On Feb. 26, he wrote, "In essence, after all these years of suffering under gross mismanagement and wonton (sic) violation of VHA regulations, the processes utilized by the Pharmacy Service have steadily deteriorated and atrophied to the point that the Inpatient Pharmacy is in reality in a perpetual state of failure, failing to provide timely, quality care to veterans."
In an April 7 letter, the chief of the pharmacy service threatened to suspend Kallio for sending a dozen emails "that contained disrespectful and inappropriate statements about your Service Chief" and others, including "VA Palo Alto Health Care System Leadership."
In a response to the chief of pharmacy service defending himself three weeks later, Kallio said that patients were suffering "missed doses, late doses, wrong doses," quoting hospital records of medication errors and copying Congressional overseers.
On May 29, the chief of pharmacy service informed Kallio he would be suspended from June 8 through June 21.
On the first day of his suspension, Kallio reiterated his complaints and accused the VA of retaliation in an email to Freeman.
"For almost two years now I have been communicating my concerns regarding the VAPAHCS Palo Alto Division Inpatient Pharmacy up the chain of command up to and including your office," he wrote. "Your response has been to unlawfully retaliate against me."
Kallio cited a case in which a patient's epidural drip of pain medication ran dry and another in which a chemotherapy drug that requires refrigeration was administered two and a half hours after its expiration and the patient developed a fever.
On June 20, the Friday before he was supposed to return to work, Kallio received notice placing him on paid administrative leave pending an investigation. The same day, he received a letter from the pharmacy service chief with the heading "Direct Order," warning him not to discuss his case "with anyone inquiring outside of official representational role or management investigative capacity and who does not have a need to know."
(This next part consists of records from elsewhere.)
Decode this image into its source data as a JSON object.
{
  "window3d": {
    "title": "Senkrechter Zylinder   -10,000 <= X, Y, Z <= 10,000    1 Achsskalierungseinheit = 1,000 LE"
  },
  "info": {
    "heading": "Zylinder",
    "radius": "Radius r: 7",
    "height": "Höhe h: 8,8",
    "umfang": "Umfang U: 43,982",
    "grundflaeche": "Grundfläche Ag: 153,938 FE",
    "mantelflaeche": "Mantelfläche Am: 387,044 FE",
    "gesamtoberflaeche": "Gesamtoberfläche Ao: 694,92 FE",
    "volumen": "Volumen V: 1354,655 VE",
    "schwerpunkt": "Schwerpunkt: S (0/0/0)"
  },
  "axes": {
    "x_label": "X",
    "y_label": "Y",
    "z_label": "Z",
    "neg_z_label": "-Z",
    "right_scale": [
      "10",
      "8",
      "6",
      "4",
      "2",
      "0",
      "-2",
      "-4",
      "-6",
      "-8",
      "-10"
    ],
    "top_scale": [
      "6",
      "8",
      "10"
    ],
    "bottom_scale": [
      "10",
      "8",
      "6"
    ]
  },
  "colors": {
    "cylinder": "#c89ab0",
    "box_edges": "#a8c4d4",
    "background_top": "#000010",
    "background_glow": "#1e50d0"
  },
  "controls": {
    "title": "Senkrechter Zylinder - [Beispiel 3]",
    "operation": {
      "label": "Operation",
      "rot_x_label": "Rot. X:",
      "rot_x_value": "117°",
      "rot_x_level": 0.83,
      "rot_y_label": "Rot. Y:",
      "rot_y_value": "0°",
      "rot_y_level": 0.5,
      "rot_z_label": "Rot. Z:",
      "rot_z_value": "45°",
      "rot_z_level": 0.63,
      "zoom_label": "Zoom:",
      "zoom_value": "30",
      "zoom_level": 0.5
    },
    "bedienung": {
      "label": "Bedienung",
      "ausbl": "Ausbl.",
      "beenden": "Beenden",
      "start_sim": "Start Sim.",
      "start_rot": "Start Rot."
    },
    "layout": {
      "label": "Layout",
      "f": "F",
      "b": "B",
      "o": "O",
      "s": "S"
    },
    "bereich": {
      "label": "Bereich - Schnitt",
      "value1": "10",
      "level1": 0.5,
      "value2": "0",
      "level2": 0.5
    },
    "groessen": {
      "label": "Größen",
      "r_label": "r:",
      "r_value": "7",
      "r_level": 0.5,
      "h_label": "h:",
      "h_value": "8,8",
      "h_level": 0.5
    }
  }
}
"As far as I am concerned, this is a public safety issue and the public has a need to know," Kallio told POGO.
Whether Kallio is right or wrong, POGO said, "punishing and trying to silence him sends precisely the wrong message for the VA. Furthermore the gag order was placed on Kallio after his VA superiors could see that he was copying Congress on correspondence; it is against the law to attempt to interfere with a person's communications with Congress."
Kallio told POGO his suspension is unpaid and he is living paycheck to paycheck, with a heavy financial and emotional toll.
The Palo Alto VA recently hosted a community meeting, lead by Freeman and Reps. Anna Eshoo and Jackie Speier, during which local veterans both decried and lauded the hospital. In June, Hill-Jackson defended the Palo Alto hospital against widespread criticism about VA wait times nationwide.
"A lot of vets are concerned, of course, but not all VA's are the same," he told the Weekly. "That's the message we're trying to get out there: 'If you're in Palo Alto, you're OK.'"